Range anxiety, poor charging infrastructure, the cost of purchase – these are all huge barriers to entry for the majority of citizens across the globe when considering an electric vehicle. Manufacturers globally are pouring billions of dollars into the EV market but with just 15 years before the UK ban on combustion engine vehicle sales comes into action, will this really be enough?

Prime Minister Boris Jonson hailed 2020 as the ‘defining year of climate action’ for the planet as the ban on selling new petrol, diesel or hybrid cars in the UK has been brought forward to 2035 – but is the country ready for such a decisive move?

Speaking at the Race Against Climate Change Live event, Professor and climate advocate Michael E. Mann discussed the importance of reducing emissions: “The transportation sector is responsible for about 25% of our global carbon emissions, which is a pretty big chunk. Ultimately if we’re going to tackle this crisis then we need to decarbonise human civilisation and a big part of that comes from decarbonising transportation.”

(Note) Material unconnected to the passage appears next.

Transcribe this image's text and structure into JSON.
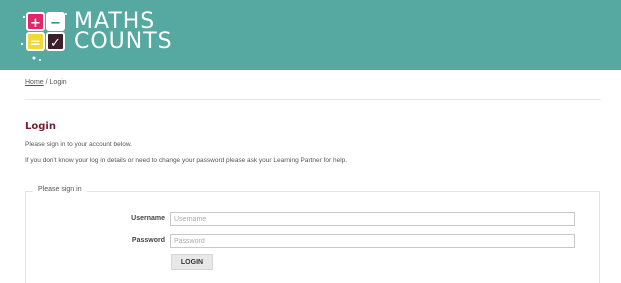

“The lockdown has led to a decrease in global carbon emissions – in particular from transportation – but will only amount for a 5% decrease in global emissions for 2020. That tells us that we need to do more than this, we need to decrease our emissions by more than 5% for the next 10 years if we’re going to avert from a catastrophic warming of a degree and a half Celsius.”

“What we’ve learnt from the pandemic is that personal behaviour alone is not going to show a large enough reduction, what we need to do is decarbonise our society and a big part of that is transportation.”

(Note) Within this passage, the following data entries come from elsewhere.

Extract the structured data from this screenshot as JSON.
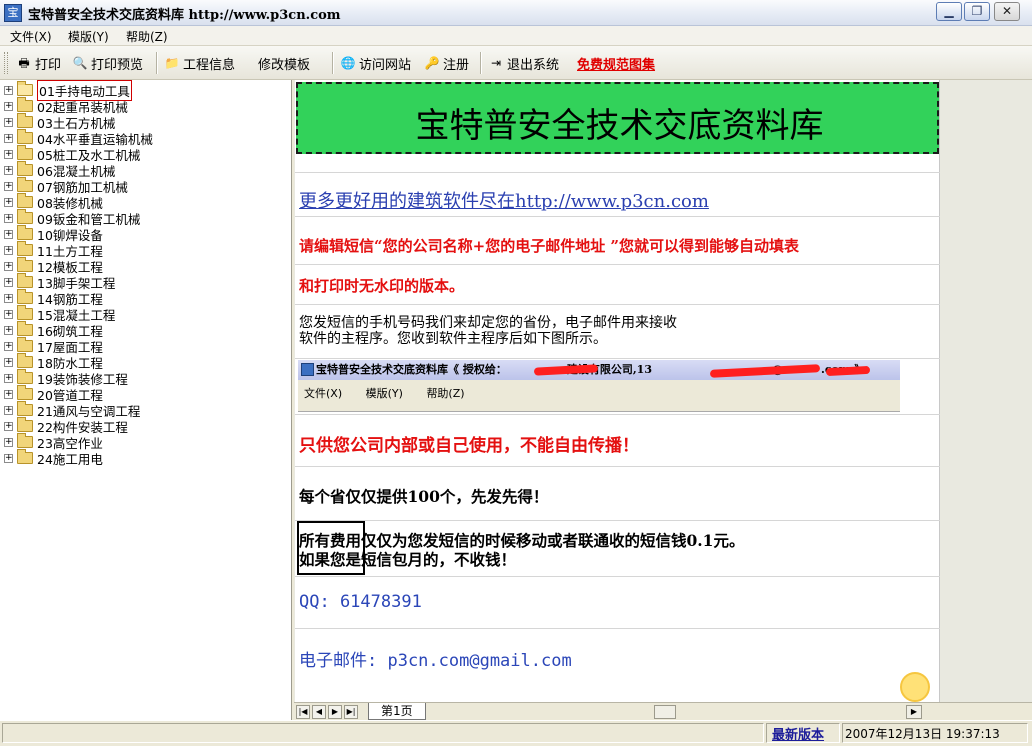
{
  "window": {
    "title": "宝特普安全技术交底资料库  http://www.p3cn.com",
    "minimize_glyph": "▁",
    "maximize_glyph": "❐",
    "close_glyph": "✕"
  },
  "menu": {
    "items": [
      "文件(X)",
      "模版(Y)",
      "帮助(Z)"
    ]
  },
  "toolbar": {
    "print": "打印",
    "print_preview": "打印预览",
    "project_info": "工程信息",
    "edit_template": "修改模板",
    "visit_site": "访问网站",
    "register": "注册",
    "exit": "退出系统",
    "free_atlas": "免费规范图集"
  },
  "tree": {
    "items": [
      {
        "label": "01手持电动工具",
        "selected": true
      },
      {
        "label": "02起重吊装机械"
      },
      {
        "label": "03土石方机械"
      },
      {
        "label": "04水平垂直运输机械"
      },
      {
        "label": "05桩工及水工机械"
      },
      {
        "label": "06混凝土机械"
      },
      {
        "label": "07钢筋加工机械"
      },
      {
        "label": "08装修机械"
      },
      {
        "label": "09钣金和管工机械"
      },
      {
        "label": "10铆焊设备"
      },
      {
        "label": "11土方工程"
      },
      {
        "label": "12模板工程"
      },
      {
        "label": "13脚手架工程"
      },
      {
        "label": "14钢筋工程"
      },
      {
        "label": "15混凝土工程"
      },
      {
        "label": "16砌筑工程"
      },
      {
        "label": "17屋面工程"
      },
      {
        "label": "18防水工程"
      },
      {
        "label": "19装饰装修工程"
      },
      {
        "label": "20管道工程"
      },
      {
        "label": "21通风与空调工程"
      },
      {
        "label": "22构件安装工程"
      },
      {
        "label": "23高空作业"
      },
      {
        "label": "24施工用电"
      }
    ]
  },
  "document": {
    "banner": "宝特普安全技术交底资料库",
    "link_line": "更多更好用的建筑软件尽在http://www.p3cn.com",
    "sms_line1": "请编辑短信“您的公司名称+您的电子邮件地址 ”您就可以得到能够自动填表",
    "sms_line2": "和打印时无水印的版本。",
    "plain_line1": "您发短信的手机号码我们来却定您的省份，电子邮件用来接收",
    "plain_line2": "软件的主程序。您收到软件主程序后如下图所示。",
    "embed_title": "宝特普安全技术交底资料库《 授权给：",
    "embed_title_mid": "建设有限公司,13",
    "embed_title_end": "@",
    "embed_title_tail": ".com 》",
    "embed_menu": [
      "文件(X)",
      "模版(Y)",
      "帮助(Z)"
    ],
    "internal_use": "只供您公司内部或自己使用，不能自由传播！",
    "limit_line": "每个省仅仅提供100个，先发先得！",
    "fee_line1": "所有费用仅仅为您发短信的时候移动或者联通收的短信钱0.1元。",
    "fee_line2": "如果您是短信包月的，不收钱！",
    "qq": "QQ: 61478391",
    "email": "电子邮件: p3cn.com@gmail.com"
  },
  "sheetbar": {
    "tab": "第1页",
    "nav": [
      "|◀",
      "◀",
      "▶",
      "▶|"
    ]
  },
  "status": {
    "latest_version": "最新版本",
    "datetime": "2007年12月13日  19:37:13"
  },
  "colors": {
    "banner_bg": "#32d25a",
    "red_text": "#e41010",
    "link_blue": "#2a3fb0",
    "info_blue": "#2b46b8"
  }
}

“Scaring people is not the correct approach, we do not want to lead people down the road of doom – we need to convey the urgency but also the agency, the fact that there are solutions out there.”

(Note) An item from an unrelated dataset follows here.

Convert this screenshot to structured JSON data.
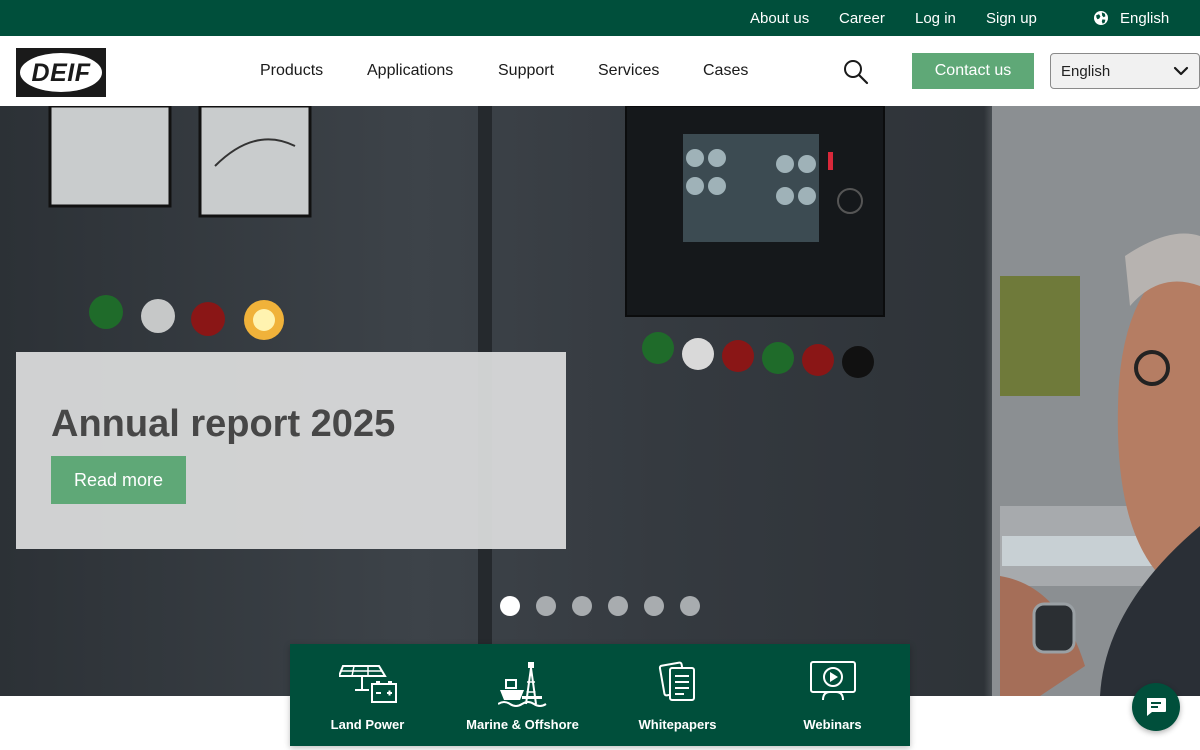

Michael E. Mann, Scientist, Author & Distinguished Prof of Atmospheric Science & Director of Earth System Science Center

Joining Michael on the same panel was Graeme Cooper, Project Director at the National Grid: “The UK deadline stimulates the debate that it’s not just about transport. You can’t just outlaw the sale of combustion engine vehicles; you need to think about where the power comes from too.”

“What I’ve been really encouraged by is that Office of Low Emission Vehicles (OLEV) – a joint government department that is consulting both power and transport. The Treasury have put lots of money down to allow the correct infrastructure to be put in place on motorways – everything is moving in the right direction.”

Whilst deadlines in the UK have been set, across the pond the US are yet to take such drastic action and governmental policies are yet to be discussed. Joining the panel from the Rocky Mountain Institute, Managing Director Britta Gross believes: “We just have to act now. We need to get the cost issue out the way first – from both battery makers and car manufacturers and this is the first priority – we have to take action today.”

As soon as these cars are profitable, the scale will be huge and instant in the marketplace. Every resource as the product makers is being put towards lowering the cost of electric vehicles. Everyone in the US is talking about EVs, we’re at the very start of this journey and everyone is starting to get involved.”

“It’s going to happen, it’s just about getting awareness out, and that’s why I love the Race Against Climate Change and Formula E – it’s all about getting the messaging out to people and bringing awareness of the technology to the consumer.”

So whilst there might not be a clear cut answer to whether the UK – and the world – are ready to fully embrace electric vehicles by 2035, it is clear to see that the onus doesn’t just lie on manufacturers to create the technology for mass market, more needs to be done by every stakeholder to ensure that there is not irreversible damage done to the planet.